When you hear about a person being released from prison after serving only half of a their sentence, that person was not in the federal prison system. Often, state prisons are much more lenient on the actual sentence that must be served before an inmate can be released early to his or her family.
The same is not true in the federal prison system. Individuals convicted of a federal crime who must serve time in a federal prison can earn credit toward early release but it will likely not substantially reduce a sentence like it would in the North Carolina state prison system.
Federal law allows a credit of 54 days for every 365 days (or one year) of good behavior. To be eligible for early release, a person must be sentenced to more than one year in prison. You may have heard of sentences of a year and a day that may have sounded odd, but that extra day means that person could be eligible for the early release program, whereas someone sentenced only to a year would not be.
The maximum number of days that can be awarded for good conduct is 54. The Bureau of Prisons has discretion to award any number of days less than 54 based on its evaluation of the inmate's conduct.
Calculation of the Good Time Credit in federal prison is not simple by any means. A 10-year-sentence does not mean that an inmate can be released 540 days early for good behavior (54 days per year x 10 years). The credit is based on time actually served. So, if early release for good conduct is granted on a year-and-a-day sentence, the inmate could be out as soon as 46 days before the actual end of his her sentence. The full 54 days will not be granted unless a full year is served by the individual.

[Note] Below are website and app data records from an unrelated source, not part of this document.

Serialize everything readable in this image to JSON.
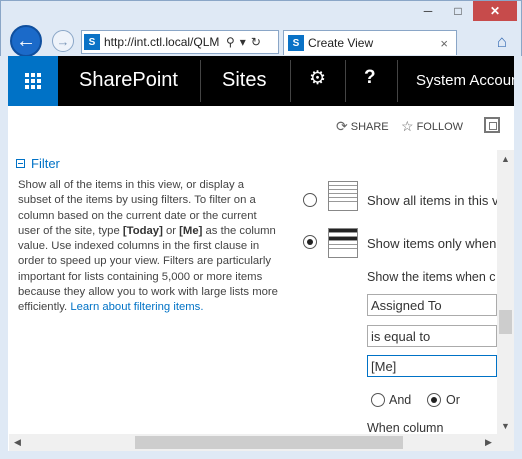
{
  "browser": {
    "address": "http://int.ctl.local/QLM",
    "tab_title": "Create View",
    "minimize": "─",
    "maximize": "□",
    "close": "✕"
  },
  "suite_bar": {
    "brand": "SharePoint",
    "sites": "Sites",
    "account": "System Accoun"
  },
  "actions": {
    "share": "SHARE",
    "follow": "FOLLOW"
  },
  "filter_section": {
    "heading": "Filter",
    "desc_1": "Show all of the items in this view, or display a subset of the items by using filters. To filter on a column based on the current date or the current user of the site, type ",
    "today": "[Today]",
    "or": " or ",
    "me": "[Me]",
    "desc_2": " as the column value. Use indexed columns in the first clause in order to speed up your view. Filters are particularly important for lists containing 5,000 or more items because they allow you to work with large lists more efficiently. ",
    "link": "Learn about filtering items."
  },
  "options": {
    "show_all": "Show all items in this v",
    "show_filtered": "Show items only when",
    "show_when": "Show the items when c",
    "field_column": "Assigned To",
    "field_operator": "is equal to",
    "field_value": "[Me]",
    "and_label": "And",
    "or_label": "Or",
    "when_column": "When column"
  },
  "colors": {
    "accent": "#0072c6",
    "suite_bar": "#000000"
  }
}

Those who are sentenced to life in federal prison are not eligible for early release based on the good conduct formula.
Source: Families Against Mandatory Minimums, "FAQs About Federal Good Time Credit" (pdf)